support for this built-in.

Jerry

First of all, you're not going to be guaranteed that that process
you're executing (to toggle GPIO bits) will run at every given moment
- each thread has a scheduling quantum that will eventually be
relinquished to other processes by the Linux scheduler - hence, for
any fine grained GPIO toggling with deterministic behaviour (all the
time), this might not be the best approach.

The real application will run under a real-time patched Linux kernel,
hopefully
with rtai. Precise timing is not the point here, just good
througput. Right now it appears
that the GPIO clock is by default set to 4 MHz, limiting everything to
250 ns alignment.
This is marginally OK for what we want to do, but if it were possible
to turn up that clock
a couple powers of two, it would be ideal.

Right now I am trying to get some handle on the basic control of GPIO
pins, then I will
build a voltage level translator/interface board to hook to the
expansion header.
Then I will try writing a user-level "driver" to debug the basic
sequence of operations
before trying to make any of it work in the real-time environment.

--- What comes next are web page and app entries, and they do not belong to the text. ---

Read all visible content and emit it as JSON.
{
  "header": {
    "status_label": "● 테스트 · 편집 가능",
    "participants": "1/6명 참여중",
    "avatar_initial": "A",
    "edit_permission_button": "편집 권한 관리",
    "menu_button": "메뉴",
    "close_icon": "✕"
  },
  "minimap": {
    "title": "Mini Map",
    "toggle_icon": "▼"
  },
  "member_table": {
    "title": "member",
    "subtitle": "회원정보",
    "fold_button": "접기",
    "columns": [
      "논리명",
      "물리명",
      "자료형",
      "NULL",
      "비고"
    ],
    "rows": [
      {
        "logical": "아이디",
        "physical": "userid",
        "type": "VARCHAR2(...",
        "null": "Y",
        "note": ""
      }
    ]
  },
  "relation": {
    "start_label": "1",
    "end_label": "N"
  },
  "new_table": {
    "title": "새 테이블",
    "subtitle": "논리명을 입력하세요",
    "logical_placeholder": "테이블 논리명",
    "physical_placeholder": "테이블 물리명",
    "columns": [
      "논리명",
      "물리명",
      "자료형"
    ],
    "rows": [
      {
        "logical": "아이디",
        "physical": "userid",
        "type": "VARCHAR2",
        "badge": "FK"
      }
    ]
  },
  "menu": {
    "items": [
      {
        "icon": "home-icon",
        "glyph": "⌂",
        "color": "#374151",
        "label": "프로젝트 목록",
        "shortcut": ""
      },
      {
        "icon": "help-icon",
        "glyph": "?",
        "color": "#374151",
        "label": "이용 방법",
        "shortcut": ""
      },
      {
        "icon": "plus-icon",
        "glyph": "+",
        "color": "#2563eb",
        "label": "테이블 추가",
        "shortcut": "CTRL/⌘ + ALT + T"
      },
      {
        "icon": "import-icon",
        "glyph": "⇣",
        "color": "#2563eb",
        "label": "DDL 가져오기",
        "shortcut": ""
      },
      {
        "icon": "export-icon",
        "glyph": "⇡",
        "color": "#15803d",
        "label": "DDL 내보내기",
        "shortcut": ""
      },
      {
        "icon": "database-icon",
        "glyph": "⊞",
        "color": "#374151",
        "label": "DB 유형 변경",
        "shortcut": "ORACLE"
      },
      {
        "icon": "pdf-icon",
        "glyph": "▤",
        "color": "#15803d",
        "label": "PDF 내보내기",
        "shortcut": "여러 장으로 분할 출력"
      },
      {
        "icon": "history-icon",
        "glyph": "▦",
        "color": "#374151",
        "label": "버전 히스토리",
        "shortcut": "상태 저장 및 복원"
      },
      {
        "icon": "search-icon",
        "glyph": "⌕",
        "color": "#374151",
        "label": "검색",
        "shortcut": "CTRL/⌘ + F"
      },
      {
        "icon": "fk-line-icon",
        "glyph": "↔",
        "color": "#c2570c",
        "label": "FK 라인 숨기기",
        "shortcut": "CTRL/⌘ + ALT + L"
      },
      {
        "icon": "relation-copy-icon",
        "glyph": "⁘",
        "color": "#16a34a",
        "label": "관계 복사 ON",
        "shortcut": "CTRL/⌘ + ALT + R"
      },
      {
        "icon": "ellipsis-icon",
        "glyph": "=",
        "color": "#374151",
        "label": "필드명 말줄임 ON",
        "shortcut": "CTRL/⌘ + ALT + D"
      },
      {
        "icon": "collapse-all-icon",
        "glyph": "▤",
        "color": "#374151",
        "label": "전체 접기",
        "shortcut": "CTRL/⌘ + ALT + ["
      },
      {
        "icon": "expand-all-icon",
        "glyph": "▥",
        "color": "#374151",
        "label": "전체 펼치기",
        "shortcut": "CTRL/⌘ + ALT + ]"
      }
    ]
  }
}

And yes, the clocking to the GPIO module is determined by the PRCM
module (power, reset, clock management module) - its best to check
there to see which of the multiple clocks it generates ends up going
to the GPIO peripheral. I believe the 2.6.29 and greater kernels have
support for this built-in.

Oh, excellent, having kernel support would be much better than writing
to hardware
registers with such wide-ranging implications. Is there any place
where the kernel
calls for this are documented?

I've been reading the ref manual on the PRCM, it is VERY verbose and
hard to follow.

Thanks a lot, I much appreciate the info.

Jon